Ken Ray of NCWorks focuses on finding and educating employers who are willing to hire veterans with PTSD. Overall, he says, Western North Carolina’s business community has “a lot of sympathy toward veterans, especially with PTSD. They keep up with what’s been going on since 9/11, and they understand that we’ve got a lot of folks coming back that have been in some pretty strenuous situations.” PTSD, he notes, is not a one-size-fits-all disorder, and not everyone needs the same level of accommodation. “Sometimes it might be a situation where an employee can’t work well in large groups or around others. In some cases, employers set up a location where the employee can not be surrounded by a lot of noise and people.” Ray says he works with a variety of businesses, including manufacturing, retail, restaurants and others. “If it’s an industry in this area, there’s a good chance they’ve heard from me.”
Ploss adds that it goes beyond just getting a job, “One of our focuses is finding gainful employment, not just finding employment. … I want to find what they really want to do in life and how we can get them there. It may be baby steps, but we may be able to get them there faster than they thought originally.”
The next wave
Having watched society’s attitudes toward veterans and PTSD gradually evolve, many Vietnam veterans have a strong desire to help those coming home from today’s conflicts find acceptance and the resources they need. And despite the generation gap and differences in the various wars, says Trantham, “The young men and women are the same identical people we were 40 years ago. They think, ‘We don’t need any stinking help — just leave me alone’ when, in fact, they do need help. What we would love to do is get the information out. And maybe we can keep one veteran from committing suicide, keep one marriage from going down the tubes or keep one vet from starting a drinking problem.”
The military culture, too, is becoming more proactive, says Brett. Newer veterans “start talking about PTSD in the military, so it’s not as bad as it used to be, where you couldn’t talk about anything. They get out and they’re automatically connected with the VA, go through a screening and can come out with a PTSD diagnosis. That never happened before.”
At the state level, notes Wilson, Gov. Pat McCrory created a cabinet-level Department of Military and Veterans Affairs. “So now, in the governor’s weekly cabinet meetings, we have a representative there. That’s a large step.”
Beyond that, however, “Community awareness is key.
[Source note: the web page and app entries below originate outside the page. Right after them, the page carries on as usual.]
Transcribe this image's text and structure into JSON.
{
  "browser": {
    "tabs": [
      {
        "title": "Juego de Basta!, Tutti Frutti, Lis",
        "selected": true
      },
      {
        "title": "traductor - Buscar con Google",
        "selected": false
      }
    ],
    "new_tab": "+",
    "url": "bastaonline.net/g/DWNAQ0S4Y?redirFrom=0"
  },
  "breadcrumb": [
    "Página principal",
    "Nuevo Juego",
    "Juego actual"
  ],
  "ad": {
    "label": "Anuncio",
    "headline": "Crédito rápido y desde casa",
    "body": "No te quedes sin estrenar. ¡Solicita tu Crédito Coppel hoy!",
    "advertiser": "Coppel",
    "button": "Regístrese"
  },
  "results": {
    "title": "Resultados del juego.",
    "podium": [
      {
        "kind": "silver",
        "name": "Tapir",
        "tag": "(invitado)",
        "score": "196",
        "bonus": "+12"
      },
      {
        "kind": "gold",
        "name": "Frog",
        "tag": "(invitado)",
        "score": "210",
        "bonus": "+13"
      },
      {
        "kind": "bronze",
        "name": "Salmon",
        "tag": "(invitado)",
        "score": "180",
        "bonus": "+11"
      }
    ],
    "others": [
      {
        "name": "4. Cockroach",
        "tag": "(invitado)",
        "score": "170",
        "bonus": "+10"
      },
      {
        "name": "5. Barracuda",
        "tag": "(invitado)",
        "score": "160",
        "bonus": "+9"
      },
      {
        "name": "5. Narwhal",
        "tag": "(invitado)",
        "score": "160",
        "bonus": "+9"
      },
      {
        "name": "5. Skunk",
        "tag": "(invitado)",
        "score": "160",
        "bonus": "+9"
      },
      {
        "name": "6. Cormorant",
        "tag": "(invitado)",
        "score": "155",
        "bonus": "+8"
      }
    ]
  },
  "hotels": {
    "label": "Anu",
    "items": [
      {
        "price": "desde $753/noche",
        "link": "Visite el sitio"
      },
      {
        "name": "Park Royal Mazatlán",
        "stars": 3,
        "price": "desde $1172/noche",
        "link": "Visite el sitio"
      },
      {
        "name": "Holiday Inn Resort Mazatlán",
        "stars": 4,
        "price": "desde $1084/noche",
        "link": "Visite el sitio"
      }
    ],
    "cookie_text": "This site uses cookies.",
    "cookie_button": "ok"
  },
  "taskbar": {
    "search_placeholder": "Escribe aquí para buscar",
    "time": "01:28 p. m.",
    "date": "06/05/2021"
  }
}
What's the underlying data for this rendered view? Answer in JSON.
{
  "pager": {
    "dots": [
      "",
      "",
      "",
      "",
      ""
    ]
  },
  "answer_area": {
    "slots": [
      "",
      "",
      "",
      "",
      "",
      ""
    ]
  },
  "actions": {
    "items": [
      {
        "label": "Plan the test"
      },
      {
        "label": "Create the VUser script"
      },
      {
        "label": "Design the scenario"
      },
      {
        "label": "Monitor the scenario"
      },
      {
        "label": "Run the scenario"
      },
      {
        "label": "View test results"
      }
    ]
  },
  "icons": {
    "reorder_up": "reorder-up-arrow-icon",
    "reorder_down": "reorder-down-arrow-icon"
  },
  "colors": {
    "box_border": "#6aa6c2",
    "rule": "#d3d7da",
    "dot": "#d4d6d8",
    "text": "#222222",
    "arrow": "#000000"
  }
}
There needs to be more education so communities can say, ‘Hey, people with PTSD aren’t crazy. They’re suffering from a disability incurred by protecting our freedoms, and we need to help and embrace them.”
To that end, the upcoming town hall will provide information about the various community, state and federal resources available for PTSD and related issues. Perkal says he hopes the event will reach vets who’ve avoided dealing with their issues for too long. “There are people from the Vietnam generation that are still struggling: In a sense, they haven’t come back from the war zone. Part of them died in the war zone, and the part that came back hasn’t been successful.”
Trantham, too, wants younger veterans to know about the resources available and realize that the older generation knows what they’re going through. Nonetheless, he continues, “You don’t save all of them, by any means. They’re just as hardheaded as we were. But if we can get one or two, they in turn can tell other vets of their age, ‘Hey, I got help from the VA.’”